“It felt as if time had stood still. Nature never fails to surprise us. Encountering a species that has remained hidden for nearly two centuries is a rare occurrence. It was an awe-inspiring moment,” remarked Juliana Alencar, a member of the project team.
The find was not only surprising due to the tree’s rarity but also because of its location within an urban environment.
Christina Biggs, Re: wild’s lost species program officer, expressed her astonishment, stating that uncovering the tree in such surroundings was truly remarkable.
Biggs further emphasized the vital role that trees, like animals, play in maintaining the balance of ecosystems. Therefore, this discovery is a significant breakthrough. “This tree serves as a compelling reminder of why we must persist in our search,” she added.
Describing the area where the tree was found, Re: wild highlighted the transformation it has undergone: “Once covered in dense Atlantic tropical forest, it has now been largely replaced by urban spaces interspersed with sugarcane plantations. By the 1980s, less than 5% of the southeastern Atlantic Forest remained intact, and what remains is highly fragmented.”
The next step for scientists is to establish a breeding program for the Pernambuco Holly, which will facilitate its propagation and expansion, as reported by The Brussels Times.

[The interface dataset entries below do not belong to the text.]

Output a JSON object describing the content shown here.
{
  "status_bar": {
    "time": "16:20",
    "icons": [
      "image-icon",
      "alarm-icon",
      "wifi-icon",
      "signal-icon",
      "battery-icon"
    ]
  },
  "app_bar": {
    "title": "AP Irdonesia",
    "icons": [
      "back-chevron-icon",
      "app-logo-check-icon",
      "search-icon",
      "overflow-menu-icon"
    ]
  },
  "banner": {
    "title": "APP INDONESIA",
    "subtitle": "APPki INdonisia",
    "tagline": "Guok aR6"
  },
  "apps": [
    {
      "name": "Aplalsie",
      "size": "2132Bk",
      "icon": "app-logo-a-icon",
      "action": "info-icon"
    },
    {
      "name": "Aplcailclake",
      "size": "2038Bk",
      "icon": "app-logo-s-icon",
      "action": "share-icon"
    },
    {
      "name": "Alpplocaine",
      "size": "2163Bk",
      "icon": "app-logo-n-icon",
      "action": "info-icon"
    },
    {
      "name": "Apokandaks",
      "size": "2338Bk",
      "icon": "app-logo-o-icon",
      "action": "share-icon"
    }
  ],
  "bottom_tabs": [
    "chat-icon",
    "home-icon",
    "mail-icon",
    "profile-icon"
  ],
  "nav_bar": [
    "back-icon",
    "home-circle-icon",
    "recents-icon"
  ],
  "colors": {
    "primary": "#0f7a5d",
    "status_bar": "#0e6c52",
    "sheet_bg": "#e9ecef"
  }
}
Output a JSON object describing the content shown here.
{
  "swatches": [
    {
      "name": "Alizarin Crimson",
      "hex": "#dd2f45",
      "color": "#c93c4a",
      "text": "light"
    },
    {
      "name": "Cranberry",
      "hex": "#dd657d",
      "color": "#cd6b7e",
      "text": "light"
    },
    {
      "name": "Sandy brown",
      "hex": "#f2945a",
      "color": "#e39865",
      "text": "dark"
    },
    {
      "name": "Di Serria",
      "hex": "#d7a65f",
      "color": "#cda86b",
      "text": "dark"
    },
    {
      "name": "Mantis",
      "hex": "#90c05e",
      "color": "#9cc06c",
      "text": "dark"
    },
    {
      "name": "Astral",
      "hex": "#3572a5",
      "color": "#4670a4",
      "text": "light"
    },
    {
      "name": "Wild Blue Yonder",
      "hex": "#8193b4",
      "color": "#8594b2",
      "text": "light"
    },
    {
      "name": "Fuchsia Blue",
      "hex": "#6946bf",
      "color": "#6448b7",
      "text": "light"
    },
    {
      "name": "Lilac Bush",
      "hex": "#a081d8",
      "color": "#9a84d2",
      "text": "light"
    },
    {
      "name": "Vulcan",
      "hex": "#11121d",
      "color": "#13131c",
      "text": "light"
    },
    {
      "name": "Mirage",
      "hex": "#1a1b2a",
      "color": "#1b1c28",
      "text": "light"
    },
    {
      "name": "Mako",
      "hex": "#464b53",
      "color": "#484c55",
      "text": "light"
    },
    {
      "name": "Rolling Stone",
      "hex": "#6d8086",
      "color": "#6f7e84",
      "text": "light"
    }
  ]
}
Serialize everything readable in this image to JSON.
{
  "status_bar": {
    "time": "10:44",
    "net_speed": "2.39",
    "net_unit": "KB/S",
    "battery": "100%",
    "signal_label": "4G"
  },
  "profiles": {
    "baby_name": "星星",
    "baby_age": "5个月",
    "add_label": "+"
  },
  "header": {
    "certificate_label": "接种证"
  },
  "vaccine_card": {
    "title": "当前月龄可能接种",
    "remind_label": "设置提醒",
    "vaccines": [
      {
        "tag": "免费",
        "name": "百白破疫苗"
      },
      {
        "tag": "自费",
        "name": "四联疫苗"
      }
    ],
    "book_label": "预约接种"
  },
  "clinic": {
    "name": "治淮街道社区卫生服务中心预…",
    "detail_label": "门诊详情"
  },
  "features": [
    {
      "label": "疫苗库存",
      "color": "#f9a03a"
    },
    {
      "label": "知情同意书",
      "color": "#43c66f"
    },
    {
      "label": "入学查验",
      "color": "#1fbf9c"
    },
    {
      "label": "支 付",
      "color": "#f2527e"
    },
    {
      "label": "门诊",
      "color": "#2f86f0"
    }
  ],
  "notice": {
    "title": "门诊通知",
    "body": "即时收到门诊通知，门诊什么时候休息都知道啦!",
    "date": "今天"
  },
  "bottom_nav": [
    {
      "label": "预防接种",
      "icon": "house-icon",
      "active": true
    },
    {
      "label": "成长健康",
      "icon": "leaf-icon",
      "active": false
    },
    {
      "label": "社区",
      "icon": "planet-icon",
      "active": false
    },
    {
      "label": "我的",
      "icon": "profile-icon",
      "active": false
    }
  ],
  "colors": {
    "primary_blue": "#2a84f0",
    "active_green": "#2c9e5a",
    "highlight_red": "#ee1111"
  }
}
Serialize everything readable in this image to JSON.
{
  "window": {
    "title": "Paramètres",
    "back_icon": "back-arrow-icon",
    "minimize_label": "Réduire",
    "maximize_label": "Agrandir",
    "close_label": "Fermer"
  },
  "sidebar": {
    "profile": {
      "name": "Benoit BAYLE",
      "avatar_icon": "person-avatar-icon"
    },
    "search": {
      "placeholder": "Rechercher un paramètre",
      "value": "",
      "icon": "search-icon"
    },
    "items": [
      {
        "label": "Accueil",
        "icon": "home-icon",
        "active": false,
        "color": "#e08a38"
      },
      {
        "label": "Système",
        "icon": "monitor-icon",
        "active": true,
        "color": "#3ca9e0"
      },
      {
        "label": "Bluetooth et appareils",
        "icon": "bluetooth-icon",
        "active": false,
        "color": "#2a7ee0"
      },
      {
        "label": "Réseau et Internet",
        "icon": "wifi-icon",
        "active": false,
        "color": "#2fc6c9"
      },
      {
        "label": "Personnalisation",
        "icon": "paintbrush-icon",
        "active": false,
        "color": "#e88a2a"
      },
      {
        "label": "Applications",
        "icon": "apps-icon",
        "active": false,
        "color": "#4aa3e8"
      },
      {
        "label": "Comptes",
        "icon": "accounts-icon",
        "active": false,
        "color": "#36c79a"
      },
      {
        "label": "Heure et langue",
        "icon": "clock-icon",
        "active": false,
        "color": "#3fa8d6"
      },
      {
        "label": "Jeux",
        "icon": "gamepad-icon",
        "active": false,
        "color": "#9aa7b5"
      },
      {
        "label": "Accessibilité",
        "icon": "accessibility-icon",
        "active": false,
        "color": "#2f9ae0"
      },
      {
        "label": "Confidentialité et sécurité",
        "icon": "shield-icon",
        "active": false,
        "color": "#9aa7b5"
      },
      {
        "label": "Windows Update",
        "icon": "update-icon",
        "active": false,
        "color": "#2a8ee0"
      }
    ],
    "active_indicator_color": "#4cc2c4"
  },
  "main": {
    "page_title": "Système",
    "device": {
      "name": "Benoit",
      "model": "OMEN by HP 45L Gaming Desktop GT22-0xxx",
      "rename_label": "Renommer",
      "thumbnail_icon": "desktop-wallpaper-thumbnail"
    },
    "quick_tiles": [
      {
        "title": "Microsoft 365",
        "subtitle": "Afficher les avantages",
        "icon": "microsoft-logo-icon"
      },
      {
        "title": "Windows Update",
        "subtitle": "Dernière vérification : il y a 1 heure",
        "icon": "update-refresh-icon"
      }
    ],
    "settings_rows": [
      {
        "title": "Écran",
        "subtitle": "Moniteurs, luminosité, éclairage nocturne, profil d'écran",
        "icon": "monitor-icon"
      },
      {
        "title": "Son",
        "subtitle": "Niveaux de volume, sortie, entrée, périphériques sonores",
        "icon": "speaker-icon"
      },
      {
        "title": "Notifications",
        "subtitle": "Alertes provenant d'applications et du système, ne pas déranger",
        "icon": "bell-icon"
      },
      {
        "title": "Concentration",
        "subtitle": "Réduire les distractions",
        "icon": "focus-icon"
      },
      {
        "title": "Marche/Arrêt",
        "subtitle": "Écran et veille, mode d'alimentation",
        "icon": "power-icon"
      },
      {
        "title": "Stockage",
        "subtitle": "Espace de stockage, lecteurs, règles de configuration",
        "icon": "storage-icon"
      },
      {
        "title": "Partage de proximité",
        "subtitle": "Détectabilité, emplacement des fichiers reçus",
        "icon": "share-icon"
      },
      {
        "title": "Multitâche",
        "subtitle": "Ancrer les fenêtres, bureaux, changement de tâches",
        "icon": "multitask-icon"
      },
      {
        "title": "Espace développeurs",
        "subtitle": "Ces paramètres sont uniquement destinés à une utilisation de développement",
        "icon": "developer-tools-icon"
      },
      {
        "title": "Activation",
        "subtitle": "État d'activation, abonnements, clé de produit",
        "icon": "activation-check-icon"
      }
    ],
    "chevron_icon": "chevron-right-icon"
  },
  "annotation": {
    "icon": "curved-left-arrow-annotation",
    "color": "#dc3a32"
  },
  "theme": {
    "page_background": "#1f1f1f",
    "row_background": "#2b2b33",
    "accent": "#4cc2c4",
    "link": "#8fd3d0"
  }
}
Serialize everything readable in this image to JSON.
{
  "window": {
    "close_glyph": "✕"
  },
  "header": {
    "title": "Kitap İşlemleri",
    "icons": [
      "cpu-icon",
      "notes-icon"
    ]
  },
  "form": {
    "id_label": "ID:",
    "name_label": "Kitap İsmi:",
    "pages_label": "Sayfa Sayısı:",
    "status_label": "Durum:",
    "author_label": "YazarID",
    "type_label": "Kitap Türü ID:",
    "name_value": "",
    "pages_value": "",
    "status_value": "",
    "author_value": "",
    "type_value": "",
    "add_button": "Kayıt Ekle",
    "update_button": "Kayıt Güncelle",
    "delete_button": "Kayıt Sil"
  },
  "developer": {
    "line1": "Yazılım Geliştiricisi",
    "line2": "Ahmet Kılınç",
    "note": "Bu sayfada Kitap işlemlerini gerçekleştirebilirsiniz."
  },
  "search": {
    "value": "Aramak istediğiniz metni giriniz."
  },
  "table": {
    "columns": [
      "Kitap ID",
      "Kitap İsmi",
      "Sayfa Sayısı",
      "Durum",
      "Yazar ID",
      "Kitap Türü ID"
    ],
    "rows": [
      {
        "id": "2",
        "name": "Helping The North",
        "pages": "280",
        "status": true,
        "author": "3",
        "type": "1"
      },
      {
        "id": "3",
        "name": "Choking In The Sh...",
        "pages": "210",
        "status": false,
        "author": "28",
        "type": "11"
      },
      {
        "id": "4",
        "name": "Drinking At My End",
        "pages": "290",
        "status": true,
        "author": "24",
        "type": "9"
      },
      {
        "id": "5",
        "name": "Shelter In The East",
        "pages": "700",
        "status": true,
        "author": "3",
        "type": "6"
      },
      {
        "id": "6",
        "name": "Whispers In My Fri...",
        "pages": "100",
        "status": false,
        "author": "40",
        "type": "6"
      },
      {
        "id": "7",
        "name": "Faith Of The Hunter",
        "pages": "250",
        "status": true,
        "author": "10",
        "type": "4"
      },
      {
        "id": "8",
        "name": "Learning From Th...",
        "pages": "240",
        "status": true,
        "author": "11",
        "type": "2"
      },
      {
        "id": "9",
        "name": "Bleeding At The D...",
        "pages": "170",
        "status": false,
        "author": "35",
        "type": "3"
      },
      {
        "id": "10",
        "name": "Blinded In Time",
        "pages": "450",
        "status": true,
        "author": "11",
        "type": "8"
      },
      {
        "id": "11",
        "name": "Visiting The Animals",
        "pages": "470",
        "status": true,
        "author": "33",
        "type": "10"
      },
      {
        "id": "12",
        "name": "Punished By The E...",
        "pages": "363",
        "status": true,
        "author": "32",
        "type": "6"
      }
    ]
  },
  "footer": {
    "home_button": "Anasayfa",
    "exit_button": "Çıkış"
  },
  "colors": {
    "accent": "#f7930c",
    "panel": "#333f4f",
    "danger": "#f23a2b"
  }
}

“The quest for more Pernambuco Holly trees is far from over! The team aims to collaborate with local partners to conduct further searches and locate additional individuals of this species. Our goal is to work together to safeguard the forests where the Pernambuco Holly was found and establish a captive breeding program,” stated Re: wild.